▶ Provided records
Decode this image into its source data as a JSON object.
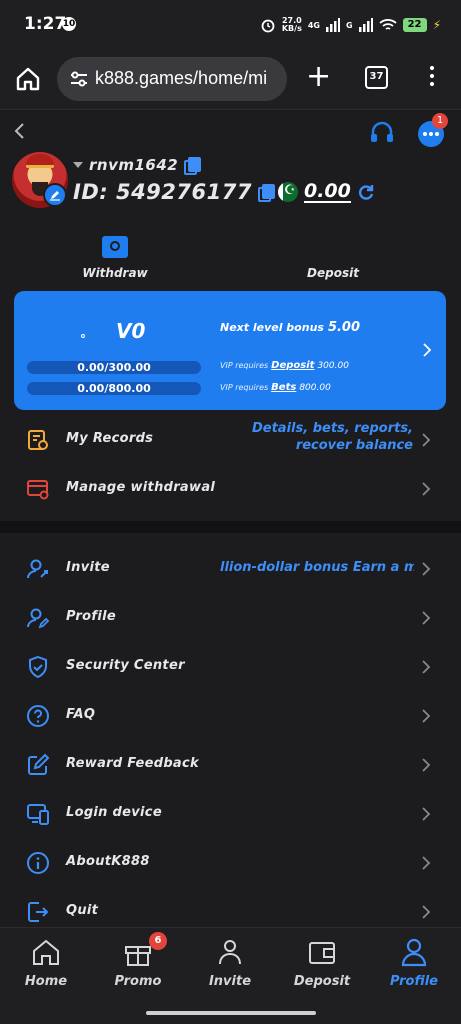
{
  "status_bar": {
    "time": "1:27",
    "notification_count": "10",
    "net_speed_top": "27.0",
    "net_speed_unit": "KB/s",
    "network_4g": "4G",
    "network_g": "G",
    "battery": "22"
  },
  "browser": {
    "url": "k888.games/home/mi",
    "tab_count": "37"
  },
  "header": {
    "chat_badge": "1"
  },
  "profile": {
    "username": "rnvm1642",
    "id_label": "ID: 549276177",
    "balance": "0.00"
  },
  "actions": {
    "withdraw": "Withdraw",
    "deposit": "Deposit"
  },
  "vip": {
    "level": "V0",
    "next_bonus_label": "Next level bonus",
    "next_bonus_value": "5.00",
    "deposit_progress": "0.00/300.00",
    "bets_progress": "0.00/800.00",
    "vip_requires": "VIP requires",
    "deposit_link": "Deposit",
    "deposit_amount": "300.00",
    "bets_link": "Bets",
    "bets_amount": "800.00"
  },
  "records": {
    "my_records": "My Records",
    "my_records_hint_1": "Details, bets, reports,",
    "my_records_hint_2": "recover balance",
    "manage_withdrawal": "Manage withdrawal"
  },
  "menu": {
    "invite": "Invite",
    "invite_marquee": "llion-dollar bonus Earn a m",
    "profile": "Profile",
    "security": "Security Center",
    "faq": "FAQ",
    "reward_feedback": "Reward Feedback",
    "login_device": "Login device",
    "about": "AboutK888",
    "quit": "Quit"
  },
  "bottom_nav": {
    "home": "Home",
    "promo": "Promo",
    "promo_badge": "6",
    "invite": "Invite",
    "deposit": "Deposit",
    "profile": "Profile"
  },
  "colors": {
    "accent": "#1f7df0",
    "background": "#1c1c1e",
    "badge": "#e2453c",
    "records_icon": "#f0a93a",
    "withdrawal_icon": "#e2453c"
  },
  "icons": [
    "home-icon",
    "tune-icon",
    "plus-icon",
    "tabs-icon",
    "menu-icon",
    "back-icon",
    "headset-icon",
    "chat-icon",
    "copy-icon",
    "refresh-icon",
    "pakistan-flag-icon",
    "withdraw-icon",
    "chevron-right-icon",
    "records-icon",
    "withdrawal-card-icon",
    "invite-icon",
    "profile-icon",
    "shield-icon",
    "faq-icon",
    "edit-icon",
    "device-icon",
    "info-icon",
    "quit-icon",
    "gift-icon",
    "wallet-icon",
    "user-icon"
  ]
}
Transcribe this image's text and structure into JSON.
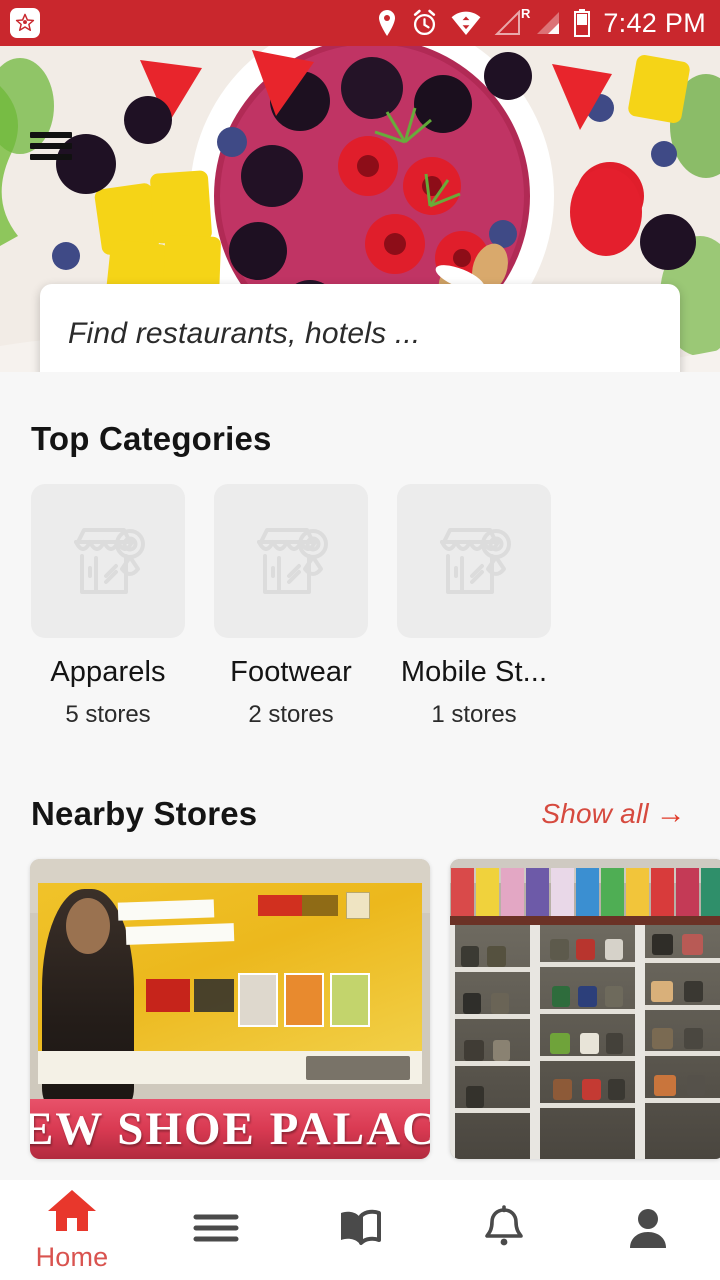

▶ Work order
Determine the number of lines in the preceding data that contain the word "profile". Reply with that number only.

▶ Task result
4